While support among the American public for assistance to Ukraine remains strong, Republican support for aid to Ukraine has declined since the spring, with 55 percent of Republicans saying that they support sending military aid, compared to 68 percent in July and 80 percent in March. Half of Republicans were in favor of providing economic assistance to Ukraine last month, compared with about three-quarters in March, the Chicago Council found.
The United States last month announced its latest tranche of military aid to Ukraine, the 25th since August 2021. The $400 million package includes additional weapons, ammunition and equipment, the Defense Department said , and brings total US military assistance to Ukraine to nearly $20 billion. since President Biden took office.
The United States is also sending $53 million to help repair Ukraine’s power systems, which have suffered significant damage from Russian missile attacks in recent weeks.
With Russia’s war in Ukraine now in its 10th month, and with no end in sight, Americans are divided over whether Washington should urge Ukraine to reach a peace deal with Russia imminently, according to the ‘poll. A plurality — 40 percent — said the United States should continue its current levels of support for Ukraine indefinitely. Fifty-three percent of Democrats favor this approach. In July, however, 58 percent of Americans polled said the U.S. should help Ukraine for as long as needed, even if it meant higher gas and food prices for North consumers – Americans Now, 47 percent say Washington should push Kiev to reach an early peace deal.
A plurality of Republicans, however, would opt to gradually withdraw US support from Ukraine. Overall, 29 percent of respondents held that view, while about a quarter said the United States and its allies should intervene militarily to help Ukraine win the war quickly.
Ukraine launched a major counteroffensive this fall, retaking the northeastern region of Kharkiv and forcing Russia to withdraw from the southern city of Kherson. Kiev has vowed to continue its counteroffensive, with the stated aim of returning all territory captured by Russia, including eastern Ukraine and Crimea, which Russia seized in 2014, to Ukrainian control. Kremlin spokesman Dmitry Peskov has accused Ukraine of refusing to negotiate, but has suggested Russia will not back down from its demand for international recognition of Ukrainian territories it says it has annexed.

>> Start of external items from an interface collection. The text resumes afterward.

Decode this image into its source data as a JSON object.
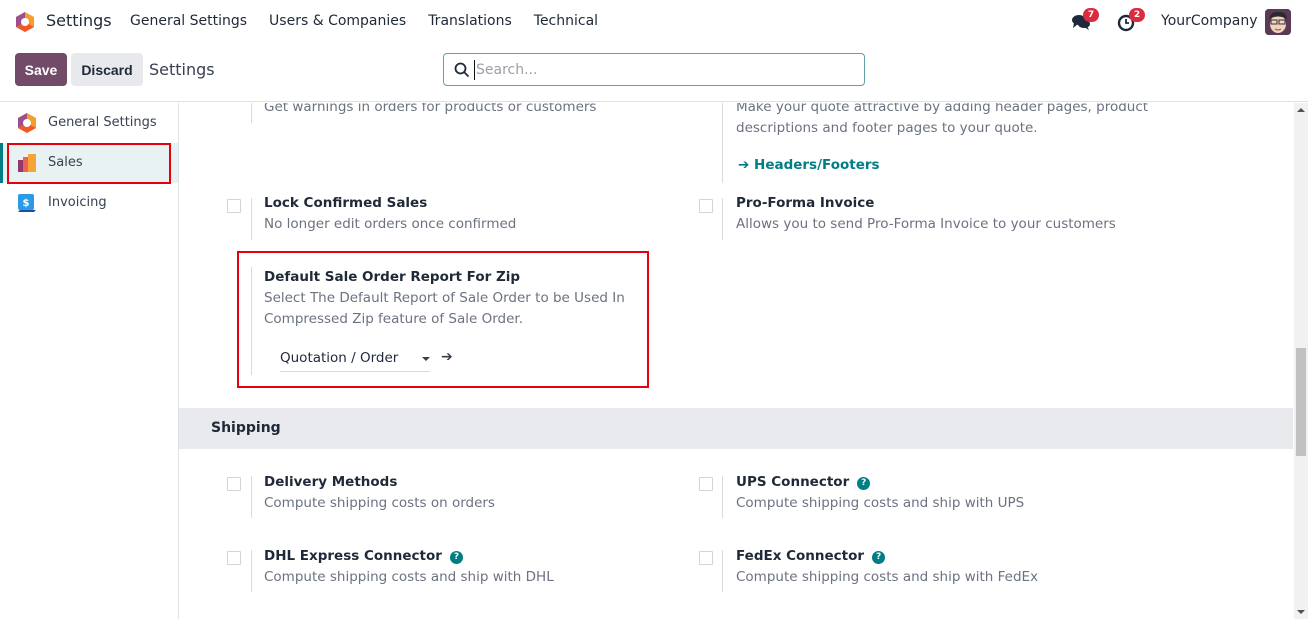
{
  "navbar": {
    "app_title": "Settings",
    "menu": [
      "General Settings",
      "Users & Companies",
      "Translations",
      "Technical"
    ],
    "messages_badge": "7",
    "activities_badge": "2",
    "company": "YourCompany"
  },
  "control_panel": {
    "save_label": "Save",
    "discard_label": "Discard",
    "breadcrumb": "Settings",
    "search_placeholder": "Search...",
    "search_value": ""
  },
  "sidebar": {
    "items": [
      {
        "label": "General Settings",
        "icon": "settings-app-icon",
        "active": false
      },
      {
        "label": "Sales",
        "icon": "sales-app-icon",
        "active": true
      },
      {
        "label": "Invoicing",
        "icon": "invoicing-app-icon",
        "active": false
      }
    ]
  },
  "content": {
    "partial_top_left_desc": "Get warnings in orders for products or customers",
    "partial_top_right_desc_1": "Make your quote attractive by adding header pages, product",
    "partial_top_right_desc_2": "descriptions and footer pages to your quote.",
    "headers_footers_link": "Headers/Footers",
    "lock_confirmed": {
      "title": "Lock Confirmed Sales",
      "desc": "No longer edit orders once confirmed",
      "checked": false
    },
    "pro_forma": {
      "title": "Pro-Forma Invoice",
      "desc": "Allows you to send Pro-Forma Invoice to your customers",
      "checked": false
    },
    "zip_report": {
      "title": "Default Sale Order Report For Zip",
      "desc_1": "Select The Default Report of Sale Order to be Used In",
      "desc_2": "Compressed Zip feature of Sale Order.",
      "selected": "Quotation / Order"
    },
    "shipping": {
      "section_title": "Shipping",
      "settings": [
        {
          "title": "Delivery Methods",
          "desc": "Compute shipping costs on orders",
          "help": false,
          "checked": false
        },
        {
          "title": "UPS Connector",
          "desc": "Compute shipping costs and ship with UPS",
          "help": true,
          "checked": false
        },
        {
          "title": "DHL Express Connector",
          "desc": "Compute shipping costs and ship with DHL",
          "help": true,
          "checked": false
        },
        {
          "title": "FedEx Connector",
          "desc": "Compute shipping costs and ship with FedEx",
          "help": true,
          "checked": false
        }
      ]
    },
    "help_glyph": "?",
    "arrow_glyph": "➔"
  },
  "colors": {
    "primary": "#714b67",
    "accent": "#017e84",
    "badge": "#dc2b3f",
    "highlight": "#e6000e"
  }
}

But obstacles threaten to slow Ukraine’s advance, with Russian positions entrenched along a front line that stretches hundreds of kilometers across southern and eastern Ukraine. The Chicago Council poll found that Americans had different perceptions of which side has the upper hand. About a third of Democrats say Ukraine has the advantage, compared with 23 percent of Republicans and 22 percent of independents. Overall, 46 percent of respondents believe that neither Ukraine nor Russia has an advantage.
“If people think that Ukraine has the advantage, they are much more supportive of continued aid to Ukraine,” said Dina Smeltz, one of the researchers.
Ukraine faces a tougher fight to extend battlefield victories
In October, Group of Seven leaders formally approved Ukrainian President Volodymyr Zelensky’s terms for a peace deal, which would require Russia to withdraw from all illegally occupied sovereign Ukrainian territory.
Last week, Biden said he is willing to meet with Russian President Vladimir Putin if Putin indicates he is interested in ending the war. “He hasn’t done it yet,” Biden told reporters at a joint press conference with French President Emmanuel Macron in Washington. Defense Secretary Lloyd Austin, meanwhile, has promised to continue helping Ukraine achieve its battlefield goals.
“We have been very clear that the United States and countries around the world will never, ever, ever recognize territory that Russia has illegally annexed,” State Department spokesman Ned said on Friday. Price, in a press conference.
What Russia has won and lost so far in Ukraine, visualized
But Gen. Mark A. Milley, chairman of the Joint Chiefs of Staff, suggested to reporters last month that the time for Ukraine to negotiate may be nearing. He suggested to reporters that it was unrealistic to think that Ukraine could regain 20 percent of its land occupied by Russia.
With Republicans soon to take control of the House of Representatives, ushering in an era of divided government, proposals for additional aid to Ukraine could face more resistance. Ahead of last month’s midterm elections, some Republican candidates campaigned to end financial support for Ukraine. Rep. Kevin McCarthy (R-Calif.), the Republican nominee to be the next speaker of the House, has said that Republicans will not write a “blank check” for Ukraine.
Isabelle Khurshudyan, Paul Sonne, Liz Sly and Scott Clement contributed to this report.